|Trees in my back yard|
Every worldview comes up against irresolvable problems. One problem for the worldview of atheism is self-consciousness. Theistic philosopher Paul Copan writes:
"Moral beings have the capacity of self-awareness, rising above genetics and environment to consider intentions, varying motivations, and prospective choices . Yet naturalistic philosophers of mind acknowledge that the emergence of (self-) consciousness from nonconscious matter is a huge problem." (Copan, "Ethics Needs God," in Debating Christian Theism, p. 90)
For example, atheist philosopher Colin McGinn writes:
“We know that brains are the de facto causal basis of consciousness, but we have, it seems, no understanding of how this can be so. It strikes us as miraculous, eerie, even faintly comic.” (In Ib.)
Atheist Geoffrey Madell writes:
“The emergence of consciousness, then is a mystery, and one to which materialism signally fails to provide an answer.” (Ib.)
And atheist David Papineau writes:
As to why consciousness emerges in certain cases, “to this question physicalists' theories of consciousness’ seem to provide no answer.” (Ib.)
Atheist Crispin Wright writes:

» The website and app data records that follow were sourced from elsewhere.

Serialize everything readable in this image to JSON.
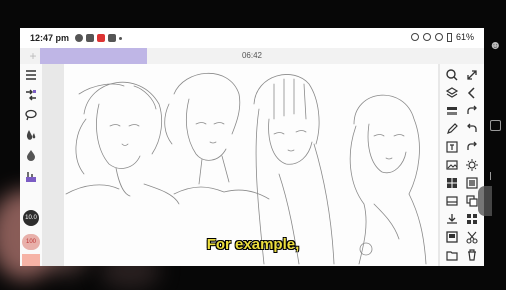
{
  "status_bar": {
    "time": "12:47 pm",
    "battery": "61%"
  },
  "top_bar": {
    "add_label": "+",
    "timer": "06:42",
    "progress_fraction": 0.24
  },
  "left_toolbar": {
    "tools": [
      "menu-icon",
      "transform-icon",
      "lasso-icon",
      "fill-icon",
      "blur-icon",
      "filter-icon"
    ],
    "brush_size": "10.0",
    "brush_opacity": "100"
  },
  "right_toolbar": {
    "tools": [
      "search-icon",
      "expand-icon",
      "layers-icon",
      "back-icon",
      "layer-stack-icon",
      "redo-icon",
      "pen-icon",
      "undo-icon",
      "text-icon",
      "redo-arrow-icon",
      "image-icon",
      "magic-icon",
      "grid-icon",
      "frame-icon",
      "crop-icon",
      "copy-icon",
      "import-icon",
      "grid-view-icon",
      "square-icon",
      "cut-icon",
      "folder-icon",
      "delete-icon"
    ]
  },
  "colors": {
    "accent": "#bfb6e6",
    "swatch": "#f6b3a6",
    "caption": "#ecde3e"
  },
  "caption": "For example,"
}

"A central dilemma in contemporary metaphysics is to find a place for certain anthropocentric subject-matters—for instance, semantic, moral, and psychological—in a world as conceived by modern naturalism: a stance which inflates the concepts and categories deployed by (finished) physical science into a metaphysics of the kind of thing the real world essentially and exhaustively is.
On one horn, if we embrace this naturalism, it seems we are committed either to reductionism: that is, to a construal of the reference of, for example, semantic, moral and psychological vocabulary as somehow being within the physical domain—or to disputing that the discourses in question involve reference to what is real at all.
On the other horn, if we reject this naturalism, then we accept that there is more to the world than can be embraced within a physicalist ontology—and so take on a commitment, it can seem, to a kind of eerie supernaturalism." (In Moreland, J. P.. Scientism and Secularism . Crossway. Kindle Edition.)
This irresolvable problem within the noetic framework of atheism presents no problem for theism, which affirms a supremely self-aware being. Moreland writes:
"If consciousness were to arise in this naturalistic creation account, it would be a case of getting something from nothing. But if you start with God (the Logos), your fundamental being is conscious and there is no difficulty in seeing how God could bestow consciousness on various creatures at his choosing. And this is what Crispin Wright correctly understands." (Ib.)
To go deeper, see J. P. Moreland, Consciousness and the Existence of God; Scientism and Secularism: Learning to Respond to a Dangerous Ideology (esp. ch. 7); and The Recalcitrant Imago Dei: Human Persons and the Failure of Naturalism.